Downtown San Ramon to be completed in 2018

Construction on massive project starts nine years after conception

Downtown San Ramon to be completed in 2018

Photo courtesy of

Brittany Jimena and Cameron Harris

In spring of 2007, the city of San Ramon officially approved and finalized the building of a new City Center on about 40 acres located at the intersection of Bollinger Canyon Road and Camino Ramon.

Though demolition of an old office park just west of the intersection is nearly complete, it will not be until the summer of 2018 that the new downtown will officially open.

“The city center is something that the residents have been waiting for ever since the city was  incorporated in 1983,” said Phil Wong, San Ramon’s Planning/Community Development Director.

The initial concept for the downtown area was created in 2007, but with the economic crash in 2008 and the estimated budget of the City Center amounting to $850 million, the construction was delayed.  Now, after nine years, the construction has finally begun.

The city plans to create an open public setting that goes beyond a shopping mall.   According to San Ramon’s Chamber of Commerce,  the City Center will include a variety of community elements, including a citizens’ plaza, high-quality retail, hotel, movie theater, restaurants, residential space, and a new City Hall and library.
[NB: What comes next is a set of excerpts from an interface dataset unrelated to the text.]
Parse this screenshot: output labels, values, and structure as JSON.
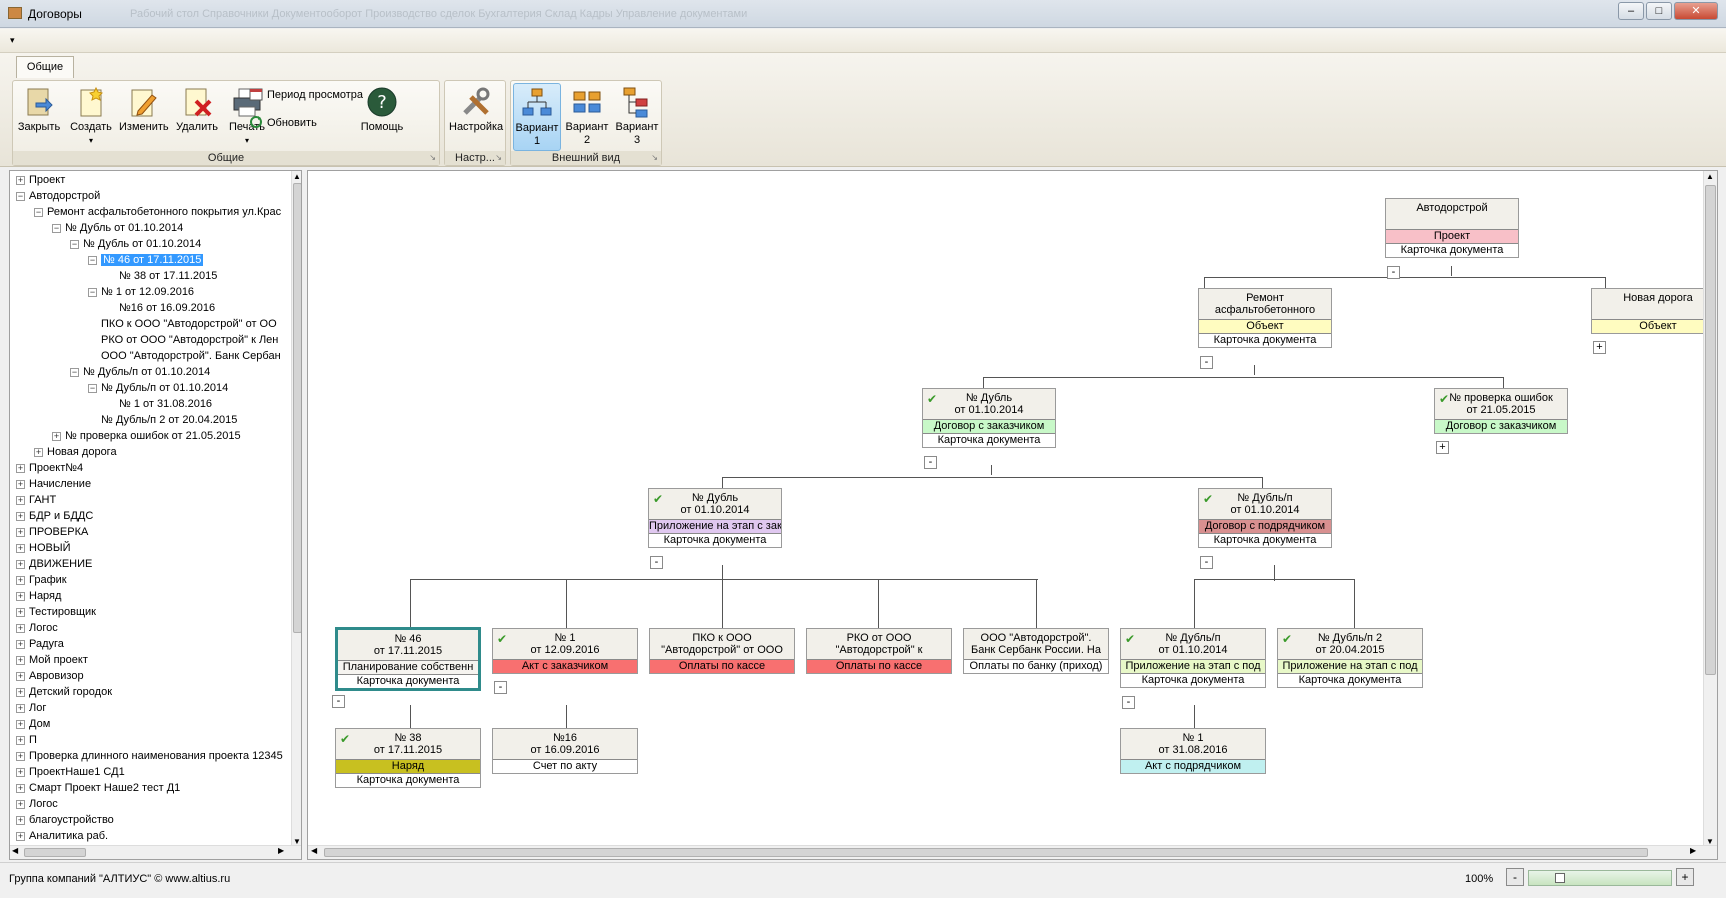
{
  "window": {
    "title": "Договоры",
    "ghost_tabs": "Рабочий стол   Справочники   Документооборот   Производство сделок   Бухгалтерия   Склад   Кадры   Управление документами"
  },
  "ribbon": {
    "tab": "Общие",
    "buttons": {
      "close": "Закрыть",
      "create": "Создать",
      "edit": "Изменить",
      "delete": "Удалить",
      "print": "Печать",
      "period": "Период просмотра",
      "refresh": "Обновить",
      "help": "Помощь",
      "settings": "Настройка",
      "variant1": "Вариант 1",
      "variant2": "Вариант 2",
      "variant3": "Вариант 3"
    },
    "groups": {
      "general": "Общие",
      "settings": "Настр...",
      "appearance": "Внешний вид"
    }
  },
  "tree": [
    {
      "label": "Проект",
      "depth": 0,
      "toggle": "+"
    },
    {
      "label": "Автодорстрой",
      "depth": 0,
      "toggle": "-"
    },
    {
      "label": "Ремонт асфальтобетонного покрытия ул.Крас",
      "depth": 1,
      "toggle": "-"
    },
    {
      "label": "№ Дубль  от 01.10.2014",
      "depth": 2,
      "toggle": "-"
    },
    {
      "label": "№ Дубль  от 01.10.2014",
      "depth": 3,
      "toggle": "-"
    },
    {
      "label": "№ 46  от 17.11.2015",
      "depth": 4,
      "toggle": "-",
      "selected": true
    },
    {
      "label": "№ 38 от 17.11.2015",
      "depth": 5,
      "toggle": ""
    },
    {
      "label": "№ 1 от 12.09.2016",
      "depth": 4,
      "toggle": "-"
    },
    {
      "label": "№16 от 16.09.2016",
      "depth": 5,
      "toggle": ""
    },
    {
      "label": "ПКО к ООО \"Автодорстрой\" от ОО",
      "depth": 4,
      "toggle": ""
    },
    {
      "label": "РКО от ООО \"Автодорстрой\" к Лен",
      "depth": 4,
      "toggle": ""
    },
    {
      "label": "ООО \"Автодорстрой\". Банк Сербан",
      "depth": 4,
      "toggle": ""
    },
    {
      "label": "№ Дубль/п  от 01.10.2014",
      "depth": 3,
      "toggle": "-"
    },
    {
      "label": "№ Дубль/п  от 01.10.2014",
      "depth": 4,
      "toggle": "-"
    },
    {
      "label": "№ 1 от 31.08.2016",
      "depth": 5,
      "toggle": ""
    },
    {
      "label": "№ Дубль/п 2  от 20.04.2015",
      "depth": 4,
      "toggle": ""
    },
    {
      "label": "№ проверка ошибок  от 21.05.2015",
      "depth": 2,
      "toggle": "+"
    },
    {
      "label": "Новая дорога",
      "depth": 1,
      "toggle": "+"
    },
    {
      "label": "Проект№4",
      "depth": 0,
      "toggle": "+"
    },
    {
      "label": "Начисление",
      "depth": 0,
      "toggle": "+"
    },
    {
      "label": "ГАНТ",
      "depth": 0,
      "toggle": "+"
    },
    {
      "label": "БДР и БДДС",
      "depth": 0,
      "toggle": "+"
    },
    {
      "label": "ПРОВЕРКА",
      "depth": 0,
      "toggle": "+"
    },
    {
      "label": "НОВЫЙ",
      "depth": 0,
      "toggle": "+"
    },
    {
      "label": "ДВИЖЕНИЕ",
      "depth": 0,
      "toggle": "+"
    },
    {
      "label": "График",
      "depth": 0,
      "toggle": "+"
    },
    {
      "label": "Наряд",
      "depth": 0,
      "toggle": "+"
    },
    {
      "label": "Тестировщик",
      "depth": 0,
      "toggle": "+"
    },
    {
      "label": "Логос",
      "depth": 0,
      "toggle": "+"
    },
    {
      "label": "Радуга",
      "depth": 0,
      "toggle": "+"
    },
    {
      "label": "Мой проект",
      "depth": 0,
      "toggle": "+"
    },
    {
      "label": "Авровизор",
      "depth": 0,
      "toggle": "+"
    },
    {
      "label": "Детский городок",
      "depth": 0,
      "toggle": "+"
    },
    {
      "label": "Лог",
      "depth": 0,
      "toggle": "+"
    },
    {
      "label": "Дом",
      "depth": 0,
      "toggle": "+"
    },
    {
      "label": "П",
      "depth": 0,
      "toggle": "+"
    },
    {
      "label": "Проверка длинного наименования проекта 12345",
      "depth": 0,
      "toggle": "+"
    },
    {
      "label": "ПроектНаше1 СД1",
      "depth": 0,
      "toggle": "+"
    },
    {
      "label": "Смарт Проект Наше2 тест Д1",
      "depth": 0,
      "toggle": "+"
    },
    {
      "label": "Логос",
      "depth": 0,
      "toggle": "+"
    },
    {
      "label": "благоустройство",
      "depth": 0,
      "toggle": "+"
    },
    {
      "label": "Аналитика раб.",
      "depth": 0,
      "toggle": "+"
    }
  ],
  "nodes": [
    {
      "id": "n-root",
      "title": "Автодорстрой",
      "type": "Проект",
      "type_color": "#f8c0c8",
      "card": "Карточка документа",
      "check": false,
      "toggle": "-"
    },
    {
      "id": "n-obj1",
      "title": "Ремонт\nасфальтобетонного",
      "type": "Объект",
      "type_color": "#fffcc0",
      "card": "Карточка документа",
      "check": false,
      "toggle": "-"
    },
    {
      "id": "n-obj2",
      "title": "Новая дорога",
      "type": "Объект",
      "type_color": "#fffcc0",
      "card": "",
      "check": false,
      "toggle": "+"
    },
    {
      "id": "n-d1",
      "title": "№ Дубль\nот 01.10.2014",
      "type": "Договор с заказчиком",
      "type_color": "#c8f8c8",
      "card": "Карточка документа",
      "check": true,
      "toggle": "-"
    },
    {
      "id": "n-d2",
      "title": "№ проверка ошибок\nот 21.05.2015",
      "type": "Договор с заказчиком",
      "type_color": "#c8f8c8",
      "card": "",
      "check": true,
      "toggle": "+"
    },
    {
      "id": "n-d3",
      "title": "№ Дубль\nот 01.10.2014",
      "type": "Приложение на этап  с зак",
      "type_color": "#e0c8f0",
      "card": "Карточка документа",
      "check": true,
      "toggle": "-"
    },
    {
      "id": "n-d4",
      "title": "№ Дубль/п\nот 01.10.2014",
      "type": "Договор с подрядчиком",
      "type_color": "#d89090",
      "card": "Карточка документа",
      "check": true,
      "toggle": "-"
    },
    {
      "id": "n-46",
      "title": "№ 46\nот 17.11.2015",
      "type": "Планирование собственн",
      "type_color": "#f6f4f0",
      "card": "Карточка документа",
      "check": false,
      "toggle": "-",
      "selected": true
    },
    {
      "id": "n-1",
      "title": "№ 1\nот 12.09.2016",
      "type": "Акт с заказчиком",
      "type_color": "#f87070",
      "card": "",
      "check": true,
      "toggle": "-"
    },
    {
      "id": "n-pko",
      "title": "ПКО к ООО\n\"Автодорстрой\" от ООО",
      "type": "Оплаты по кассе",
      "type_color": "#f87070",
      "card": "",
      "check": false,
      "toggle": ""
    },
    {
      "id": "n-rko",
      "title": "РКО от ООО\n\"Автодорстрой\" к",
      "type": "Оплаты по кассе",
      "type_color": "#f87070",
      "card": "",
      "check": false,
      "toggle": ""
    },
    {
      "id": "n-bank",
      "title": "ООО \"Автодорстрой\".\nБанк Сербанк России. На",
      "type": "Оплаты по банку (приход)",
      "type_color": "#ffffff",
      "card": "",
      "check": false,
      "toggle": ""
    },
    {
      "id": "n-dp1",
      "title": "№ Дубль/п\nот 01.10.2014",
      "type": "Приложение на этап  с под",
      "type_color": "#e8f8c8",
      "card": "Карточка документа",
      "check": true,
      "toggle": "-"
    },
    {
      "id": "n-dp2",
      "title": "№ Дубль/п 2\nот 20.04.2015",
      "type": "Приложение на этап  с под",
      "type_color": "#e8f8c8",
      "card": "Карточка документа",
      "check": true,
      "toggle": ""
    },
    {
      "id": "n-38",
      "title": "№ 38\nот 17.11.2015",
      "type": "Наряд",
      "type_color": "#c8c020",
      "card": "Карточка документа",
      "check": true,
      "toggle": ""
    },
    {
      "id": "n-16",
      "title": "№16\nот 16.09.2016",
      "type": "Счет по акту",
      "type_color": "#ffffff",
      "card": "",
      "check": false,
      "toggle": ""
    },
    {
      "id": "n-1b",
      "title": "№ 1\nот 31.08.2016",
      "type": "Акт с подрядчиком",
      "type_color": "#c0f0f0",
      "card": "",
      "check": false,
      "toggle": ""
    }
  ],
  "status": {
    "company": "Группа компаний \"АЛТИУС\" © www.altius.ru",
    "zoom": "100%"
  },
  "colors": {
    "selection": "#3399ff",
    "accent": "#2f8b8b"
  }
}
“ I think they [Cal High students] will enjoy the downtown because it’s new and San Ramon will finally have a place for teens to hang out,” said freshman Blake Cunningham.
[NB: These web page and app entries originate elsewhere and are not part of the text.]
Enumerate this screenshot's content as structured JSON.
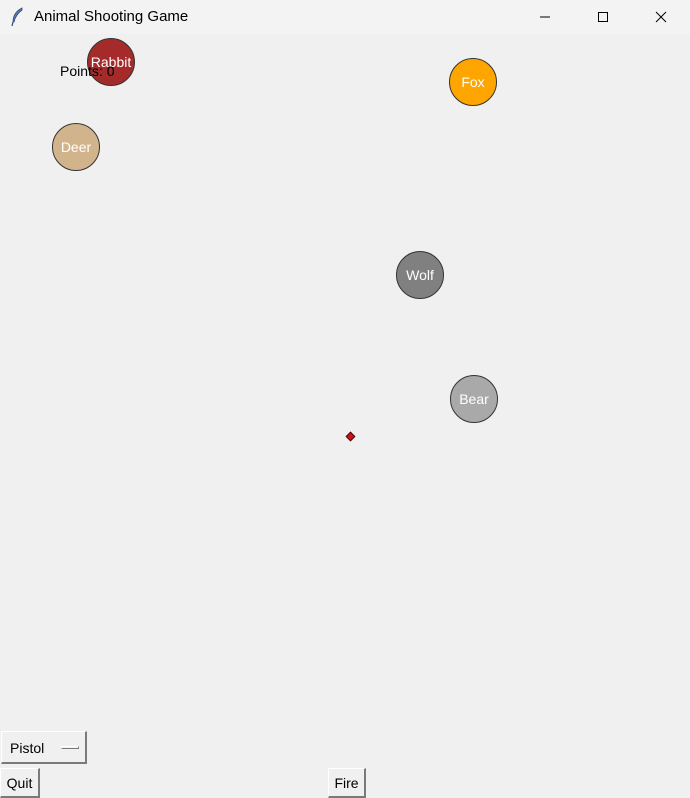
{
  "window": {
    "title": "Animal Shooting Game"
  },
  "game": {
    "points_label": "Points: 0",
    "animals": [
      {
        "name": "Rabbit",
        "color": "#a52a2a"
      },
      {
        "name": "Fox",
        "color": "#ffa500"
      },
      {
        "name": "Deer",
        "color": "#d2b48c"
      },
      {
        "name": "Wolf",
        "color": "#808080"
      },
      {
        "name": "Bear",
        "color": "#a9a9a9"
      }
    ],
    "crosshair_color": "#d0101a"
  },
  "controls": {
    "weapon_selected": "Pistol",
    "quit_label": "Quit",
    "fire_label": "Fire"
  }
}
The main focus of the project is the retail section. Best described as a piazza, the new downtown intends to imitate the very natural look of Bishop Ranch.

To complete this project, the city is partnering with the Sunset Development Company, which is responsible for the overall development and construction of the City Center. Sunset has also developed the Bishop Ranch office complex since its construction in 1978.

The city will oversee the construction of public-related aspects of the project, such as City Hall and the library.

The head of design for San Ramon’s new downtown is world-renowned architecture firm Renzo Piano Building Workshop.  Piano’s most notable projects include The New York Times Building and California Academy of Sciences in San Francisco.

With all these impressive projects, Piano’s plans for the city center in San Ramon came as a shock to the architectural world.

“This is a great opportunity for us to explore the nature of the suburban environment,” Piano’s partner Antonio Belvedere said in an interview with the San Francisco Chronicle. “We have to plant the seed that allows other things to grow.”

Not only does Piano’s design company want to build a city center in a unique environment like San Ramon, but they also want to revolutionize the way a suburban society functions.

A statement from the official design company, found at www., reads, “One of the biggest constraints we face when designing a city center in suburbia is that cars are essential to getting there.  Our objective is to create a pedestrian realm, a place into which – as soon as it is reached – the car seemingly by magic disappears and leaves the place to the human being.”

The idea of having the cars “disappear” is shown in their designs.

To minimize the need for parking structures or lots, there will be parking on the second floor as well as the roof of the piazza.

At about 75,000 people, San Ramon’s population is steadily increasing with a growing amount of adolescents and young adults ranging from ages 14 to 21, according to a 2015 census of the city.

Many complain about the lack of places to go and activities in San Ramon. The city hopes the new project will eliminate this complaint.

Few students seem to know much about the City Center.

“I drive past the construction zone by Bishop Ranch all the time, but I never really knew what it was for,” said sophomore Hailey Meyer.  “If the city is able to complete the project and put in the movie theater and all the shops, I think it would be a cool place to go after school.”

The new downtown’s retail shops and restaurants will generate large amounts of sales, which means more tax earnings for the city. But the consequence that comes along with the building of new retail and entertainment is more traffic.

“At times, there may be some short term isolated congestion.  However, the busiest time for this type of project will be during the weekends,” said Wong. “During the week days, office workers may be the prime users due to the the city center’s proximity to the Bishop Ranch Business Parks.”